Obvious Ailey and Horton motifs weave in and out, and the luxurious pacing allows the audience time to savor and enjoy with no less awe than if the dancers had crammed every movement possible into each breath. The dancers portray themes of jubilancy, love, anger, and outrage amidst suspended extensions, controlled turns, and expansive shapes. Sean Smith stuns as usual, but Alyssa Harrington is starting to draw more attention as her artistry develops.
The first act is not all fun and games, though. Another element that makes this show so gratifying is the strategic placement of two controlled yet intense solos between the playfulness of the aforementioned works.

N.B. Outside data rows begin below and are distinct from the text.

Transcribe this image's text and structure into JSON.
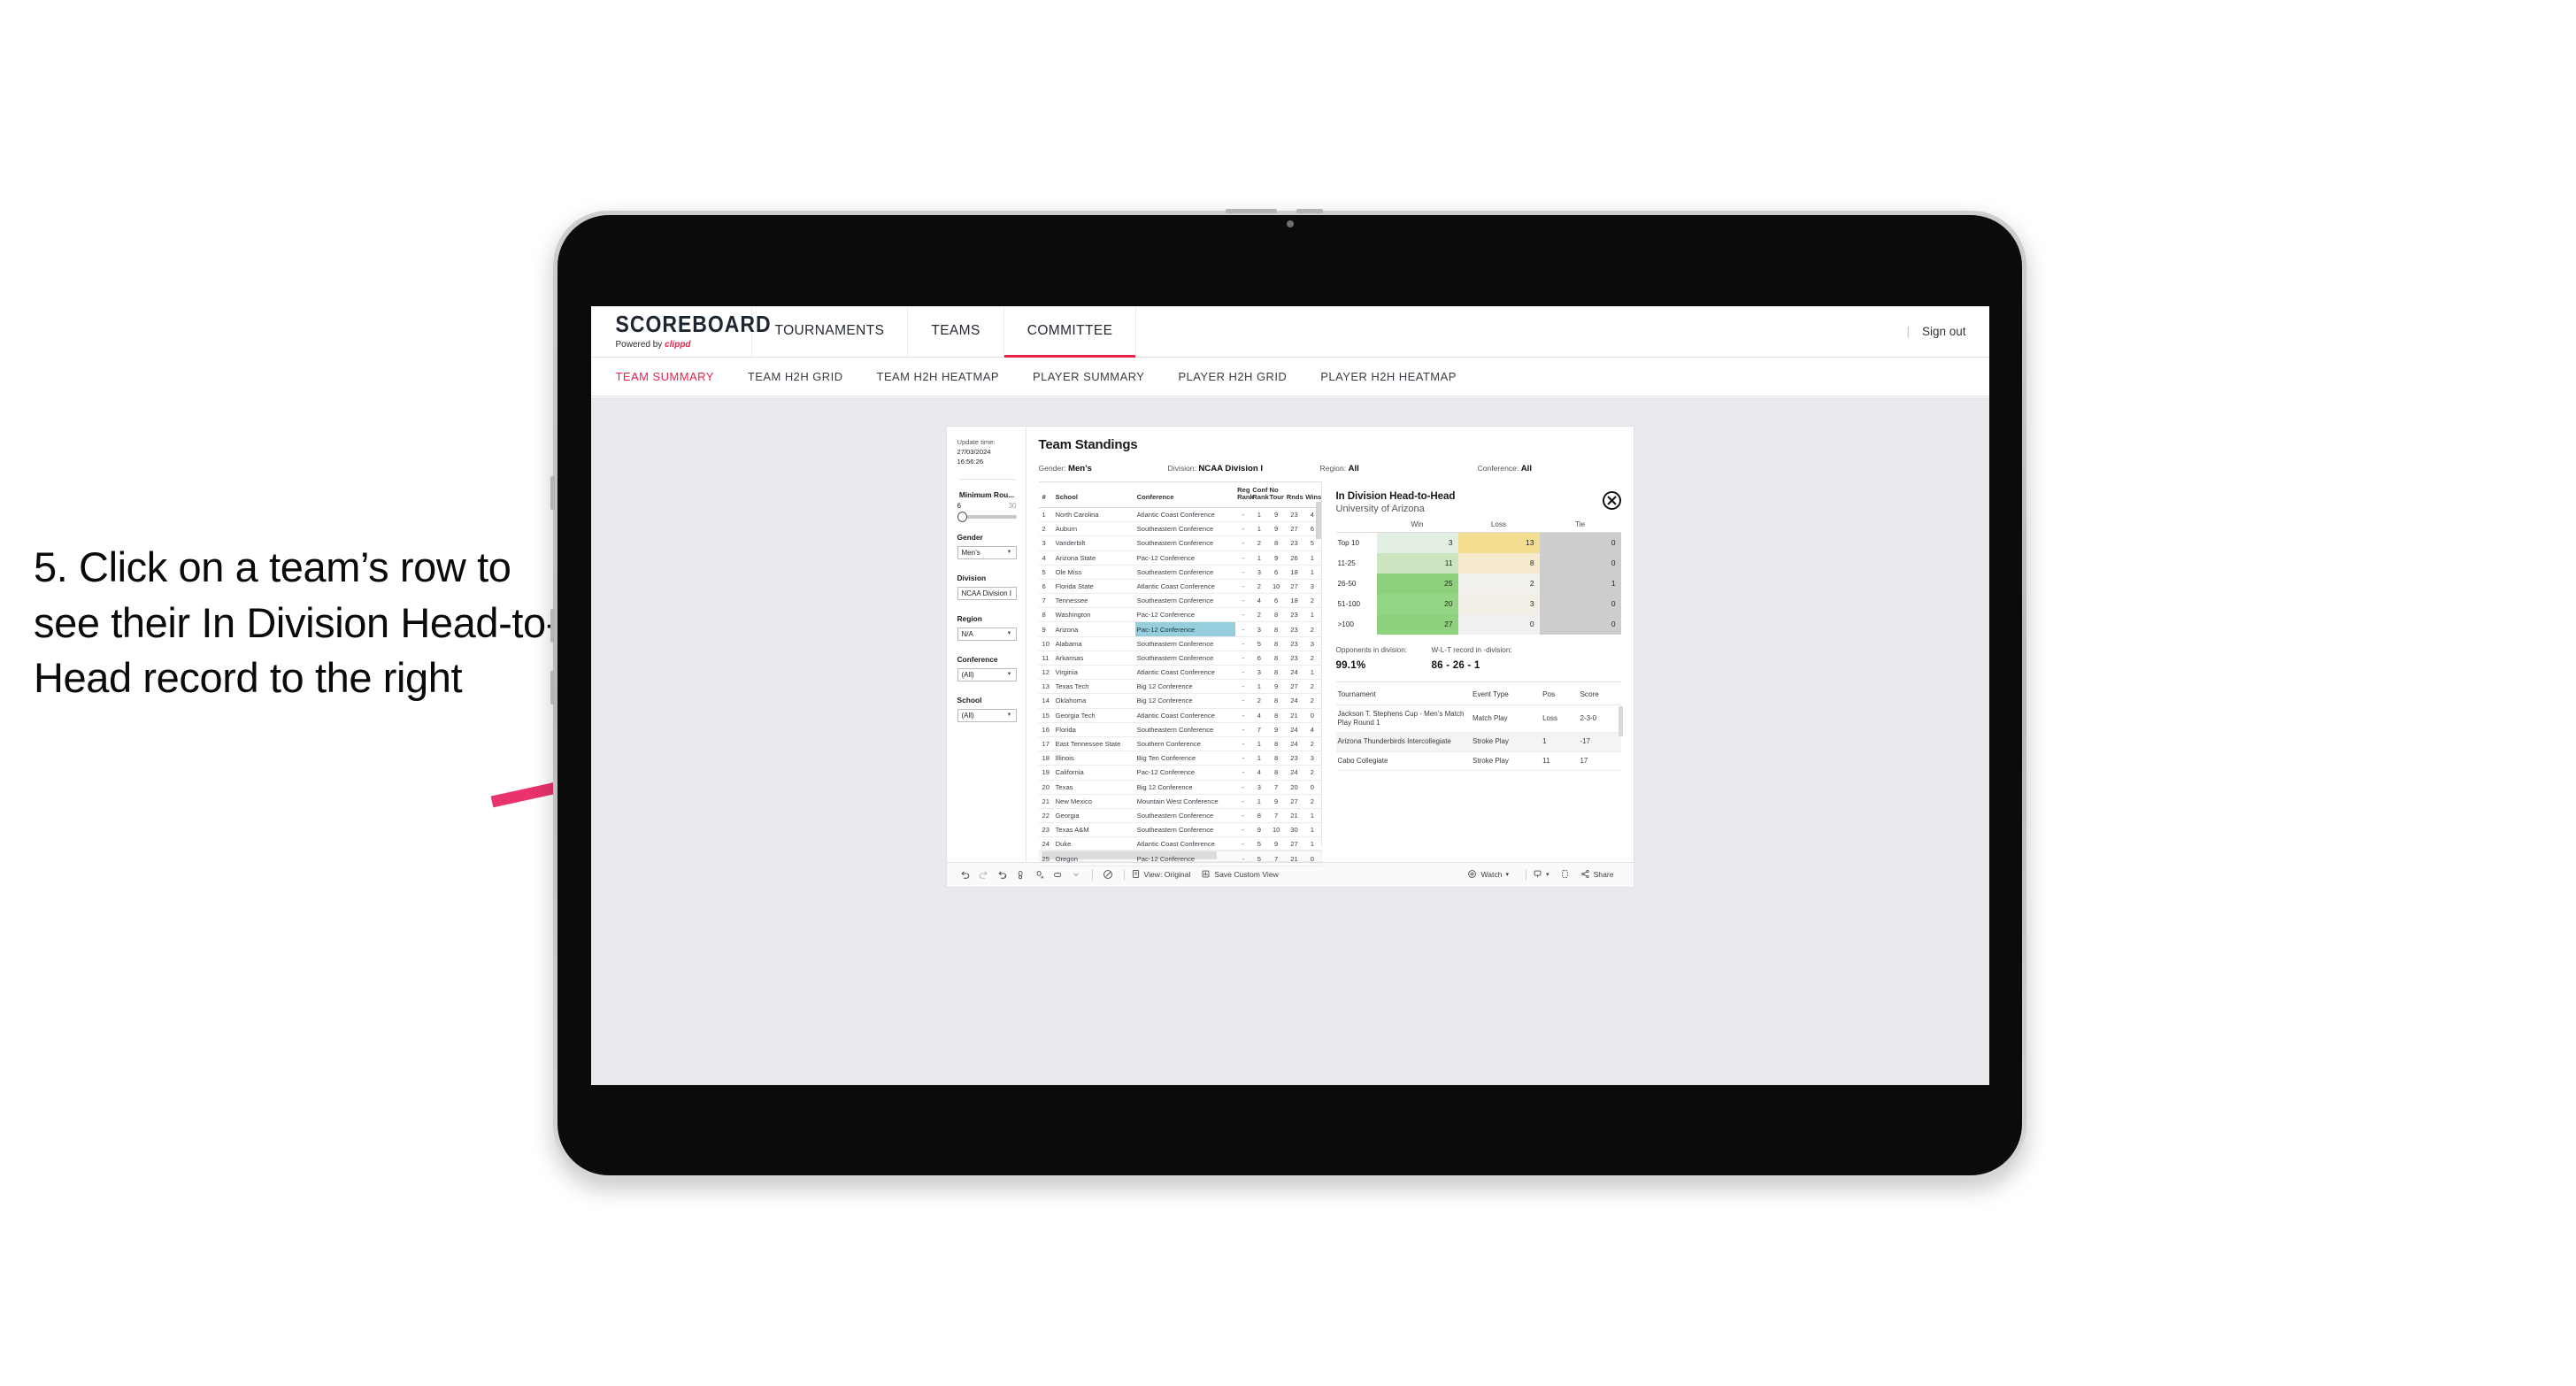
{
  "annotation": {
    "text": "5. Click on a team’s row to see their In Division Head-to-Head record to the right",
    "arrow_color": "#e8336b"
  },
  "app": {
    "logo_main": "SCOREBOARD",
    "logo_powered": "Powered by",
    "logo_brand": "clippd",
    "nav_tabs": [
      {
        "label": "TOURNAMENTS",
        "active": false
      },
      {
        "label": "TEAMS",
        "active": false
      },
      {
        "label": "COMMITTEE",
        "active": true
      }
    ],
    "sign_out": "Sign out",
    "divider": "|",
    "sub_tabs": [
      {
        "label": "TEAM SUMMARY",
        "active": true
      },
      {
        "label": "TEAM H2H GRID",
        "active": false
      },
      {
        "label": "TEAM H2H HEATMAP",
        "active": false
      },
      {
        "label": "PLAYER SUMMARY",
        "active": false
      },
      {
        "label": "PLAYER H2H GRID",
        "active": false
      },
      {
        "label": "PLAYER H2H HEATMAP",
        "active": false
      }
    ]
  },
  "filters": {
    "update_label": "Update time:",
    "update_time": "27/03/2024 16:56:26",
    "slider": {
      "title": "Minimum Rou...",
      "min": "6",
      "max": "30"
    },
    "groups": [
      {
        "title": "Gender",
        "value": "Men’s"
      },
      {
        "title": "Division",
        "value": "NCAA Division I"
      },
      {
        "title": "Region",
        "value": "N/A"
      },
      {
        "title": "Conference",
        "value": "(All)"
      },
      {
        "title": "School",
        "value": "(All)"
      }
    ]
  },
  "standings": {
    "title": "Team Standings",
    "filter_chips": [
      {
        "label": "Gender:",
        "value": "Men’s"
      },
      {
        "label": "Division:",
        "value": "NCAA Division I"
      },
      {
        "label": "Region:",
        "value": "All"
      },
      {
        "label": "Conference:",
        "value": "All"
      }
    ],
    "columns": [
      "#",
      "School",
      "Conference",
      "Reg Rank",
      "Conf Rank",
      "No Tour",
      "Rnds",
      "Wins"
    ],
    "rows": [
      {
        "num": "1",
        "school": "North Carolina",
        "conference": "Atlantic Coast Conference",
        "reg_rank": "-",
        "conf_rank": "1",
        "no_tour": "9",
        "rnds": "23",
        "wins": "4",
        "selected": false
      },
      {
        "num": "2",
        "school": "Auburn",
        "conference": "Southeastern Conference",
        "reg_rank": "-",
        "conf_rank": "1",
        "no_tour": "9",
        "rnds": "27",
        "wins": "6",
        "selected": false
      },
      {
        "num": "3",
        "school": "Vanderbilt",
        "conference": "Southeastern Conference",
        "reg_rank": "-",
        "conf_rank": "2",
        "no_tour": "8",
        "rnds": "23",
        "wins": "5",
        "selected": false
      },
      {
        "num": "4",
        "school": "Arizona State",
        "conference": "Pac-12 Conference",
        "reg_rank": "-",
        "conf_rank": "1",
        "no_tour": "9",
        "rnds": "26",
        "wins": "1",
        "selected": false
      },
      {
        "num": "5",
        "school": "Ole Miss",
        "conference": "Southeastern Conference",
        "reg_rank": "-",
        "conf_rank": "3",
        "no_tour": "6",
        "rnds": "18",
        "wins": "1",
        "selected": false
      },
      {
        "num": "6",
        "school": "Florida State",
        "conference": "Atlantic Coast Conference",
        "reg_rank": "-",
        "conf_rank": "2",
        "no_tour": "10",
        "rnds": "27",
        "wins": "3",
        "selected": false
      },
      {
        "num": "7",
        "school": "Tennessee",
        "conference": "Southeastern Conference",
        "reg_rank": "-",
        "conf_rank": "4",
        "no_tour": "6",
        "rnds": "18",
        "wins": "2",
        "selected": false
      },
      {
        "num": "8",
        "school": "Washington",
        "conference": "Pac-12 Conference",
        "reg_rank": "-",
        "conf_rank": "2",
        "no_tour": "8",
        "rnds": "23",
        "wins": "1",
        "selected": false
      },
      {
        "num": "9",
        "school": "Arizona",
        "conference": "Pac-12 Conference",
        "reg_rank": "-",
        "conf_rank": "3",
        "no_tour": "8",
        "rnds": "23",
        "wins": "2",
        "selected": true
      },
      {
        "num": "10",
        "school": "Alabama",
        "conference": "Southeastern Conference",
        "reg_rank": "-",
        "conf_rank": "5",
        "no_tour": "8",
        "rnds": "23",
        "wins": "3",
        "selected": false
      },
      {
        "num": "11",
        "school": "Arkansas",
        "conference": "Southeastern Conference",
        "reg_rank": "-",
        "conf_rank": "6",
        "no_tour": "8",
        "rnds": "23",
        "wins": "2",
        "selected": false
      },
      {
        "num": "12",
        "school": "Virginia",
        "conference": "Atlantic Coast Conference",
        "reg_rank": "-",
        "conf_rank": "3",
        "no_tour": "8",
        "rnds": "24",
        "wins": "1",
        "selected": false
      },
      {
        "num": "13",
        "school": "Texas Tech",
        "conference": "Big 12 Conference",
        "reg_rank": "-",
        "conf_rank": "1",
        "no_tour": "9",
        "rnds": "27",
        "wins": "2",
        "selected": false
      },
      {
        "num": "14",
        "school": "Oklahoma",
        "conference": "Big 12 Conference",
        "reg_rank": "-",
        "conf_rank": "2",
        "no_tour": "8",
        "rnds": "24",
        "wins": "2",
        "selected": false
      },
      {
        "num": "15",
        "school": "Georgia Tech",
        "conference": "Atlantic Coast Conference",
        "reg_rank": "-",
        "conf_rank": "4",
        "no_tour": "8",
        "rnds": "21",
        "wins": "0",
        "selected": false
      },
      {
        "num": "16",
        "school": "Florida",
        "conference": "Southeastern Conference",
        "reg_rank": "-",
        "conf_rank": "7",
        "no_tour": "9",
        "rnds": "24",
        "wins": "4",
        "selected": false
      },
      {
        "num": "17",
        "school": "East Tennessee State",
        "conference": "Southern Conference",
        "reg_rank": "-",
        "conf_rank": "1",
        "no_tour": "8",
        "rnds": "24",
        "wins": "2",
        "selected": false
      },
      {
        "num": "18",
        "school": "Illinois",
        "conference": "Big Ten Conference",
        "reg_rank": "-",
        "conf_rank": "1",
        "no_tour": "8",
        "rnds": "23",
        "wins": "3",
        "selected": false
      },
      {
        "num": "19",
        "school": "California",
        "conference": "Pac-12 Conference",
        "reg_rank": "-",
        "conf_rank": "4",
        "no_tour": "8",
        "rnds": "24",
        "wins": "2",
        "selected": false
      },
      {
        "num": "20",
        "school": "Texas",
        "conference": "Big 12 Conference",
        "reg_rank": "-",
        "conf_rank": "3",
        "no_tour": "7",
        "rnds": "20",
        "wins": "0",
        "selected": false
      },
      {
        "num": "21",
        "school": "New Mexico",
        "conference": "Mountain West Conference",
        "reg_rank": "-",
        "conf_rank": "1",
        "no_tour": "9",
        "rnds": "27",
        "wins": "2",
        "selected": false
      },
      {
        "num": "22",
        "school": "Georgia",
        "conference": "Southeastern Conference",
        "reg_rank": "-",
        "conf_rank": "8",
        "no_tour": "7",
        "rnds": "21",
        "wins": "1",
        "selected": false
      },
      {
        "num": "23",
        "school": "Texas A&M",
        "conference": "Southeastern Conference",
        "reg_rank": "-",
        "conf_rank": "9",
        "no_tour": "10",
        "rnds": "30",
        "wins": "1",
        "selected": false
      },
      {
        "num": "24",
        "school": "Duke",
        "conference": "Atlantic Coast Conference",
        "reg_rank": "-",
        "conf_rank": "5",
        "no_tour": "9",
        "rnds": "27",
        "wins": "1",
        "selected": false
      },
      {
        "num": "25",
        "school": "Oregon",
        "conference": "Pac-12 Conference",
        "reg_rank": "-",
        "conf_rank": "5",
        "no_tour": "7",
        "rnds": "21",
        "wins": "0",
        "selected": false
      }
    ]
  },
  "detail": {
    "title": "In Division Head-to-Head",
    "subtitle": "University of Arizona",
    "close_icon": "close-icon",
    "chart_data": {
      "type": "heatmap",
      "title": "In Division Head-to-Head",
      "subtitle": "University of Arizona",
      "columns": [
        "Win",
        "Loss",
        "Tie"
      ],
      "rows": [
        "Top 10",
        "11-25",
        "26-50",
        "51-100",
        ">100"
      ],
      "values": [
        [
          3,
          13,
          0
        ],
        [
          11,
          8,
          0
        ],
        [
          25,
          2,
          1
        ],
        [
          20,
          3,
          0
        ],
        [
          27,
          0,
          0
        ]
      ],
      "cell_colors": [
        [
          "#e4efe3",
          "#f2dd91",
          "#cdcdcd"
        ],
        [
          "#cae5bf",
          "#f5eacd",
          "#cdcdcd"
        ],
        [
          "#8ed07c",
          "#f2f0ec",
          "#cdcdcd"
        ],
        [
          "#95d586",
          "#f3efe7",
          "#cdcdcd"
        ],
        [
          "#8fd27e",
          "#f1f1f0",
          "#cdcdcd"
        ]
      ],
      "legend_position": "none",
      "grid": false
    },
    "summary": [
      {
        "label": "Opponents in division:",
        "value": "99.1%"
      },
      {
        "label": "W-L-T record in -division:",
        "value": "86 - 26 - 1"
      }
    ],
    "tournament_columns": [
      "Tournament",
      "Event Type",
      "Pos",
      "Score"
    ],
    "tournaments": [
      {
        "name": "Jackson T. Stephens Cup - Men’s Match Play Round 1",
        "event_type": "Match Play",
        "pos": "Loss",
        "score": "2-3-0"
      },
      {
        "name": "Arizona Thunderbirds Intercollegiate",
        "event_type": "Stroke Play",
        "pos": "1",
        "score": "-17"
      },
      {
        "name": "Cabo Collegiate",
        "event_type": "Stroke Play",
        "pos": "11",
        "score": "17"
      }
    ]
  },
  "toolbar": {
    "icons": [
      "undo-icon",
      "redo-icon",
      "revert-icon",
      "refresh-icon",
      "pause-icon",
      "presentation-icon",
      "chevron-down-icon"
    ],
    "alert_icon": "alert-icon",
    "view_icon": "view-icon",
    "view_label": "View: Original",
    "save_icon": "save-view-icon",
    "save_label": "Save Custom View",
    "watch_icon": "watch-icon",
    "watch_label": "Watch",
    "watch_caret": "▾",
    "comment_icon": "comment-icon",
    "comment_caret": "▾",
    "fullscreen_icon": "fullscreen-icon",
    "share_icon": "share-icon",
    "share_label": "Share"
  }
}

Asadata Dafora’s iconic 1934 work Ostrich is about as simple as it gets (by DBDT standards) yet is one of the more powerful of the evening due to casting. The stately strut around the stage to a simple recorded drum, undulating arms and torso, and controlled forced-arch holds wouldn’t be so captivating had anyone but Keon K. Nickie been on stage.
Another work from the late Bruce Wood, The Edge of My Life…So Far performed by Nycole Ray, rounds out the first act. Intense timing dynamics are only outmatched by her piercing stare.
The sweet scent of nostalgia only heightens with Sean Smith’s premiere Interpretations, taking up the second act as homage to the 40-year history of the company. Recorded narration from DBDT alum combines with a video and photo reel of the organization’s past and present, while music revisits some of the feelings from the first act, with artists like Louis Armstrong, Ella Fitzgerald, and Sarah Vaughan providing an uplifting mood.
A plethora of costume changes and movement styles carry the audience through the many faces of DBDT. Precise execution and a classy but sensual quality open the work and pop up at various times throughout the piece. Beginning and ending in silhouette seems to be a favored tactic throughout, but the parts in between run the gamut of all things the dancers can offer.
In a piece like this, it’s difficult to give criticism, given the heightened emotional pull and historical gravity of the journey to which the work points, but the dance’s strength—showing the diversity of the company—is also its weakness. In an attempt to fit so much into it, certain areas find themselves somewhat neglected.
Powerful moments remain underdeveloped, especially the section “You Are Not Alone,” where the ladies don leotards and men wear briefs for slower choreography. A welcome change in dynamic, it’s simply too short. Later in the work, the men’s segment “Manic” feels disconnected from the rest of the piece, largely because the aesthetic feel is unlike any other section.
Overall, though, the evening is like a meal that has all the favorites, yet doesn’t overpower in any one flavor. It’s a pleasant, rewarding experience that ends with a smile of satisfaction.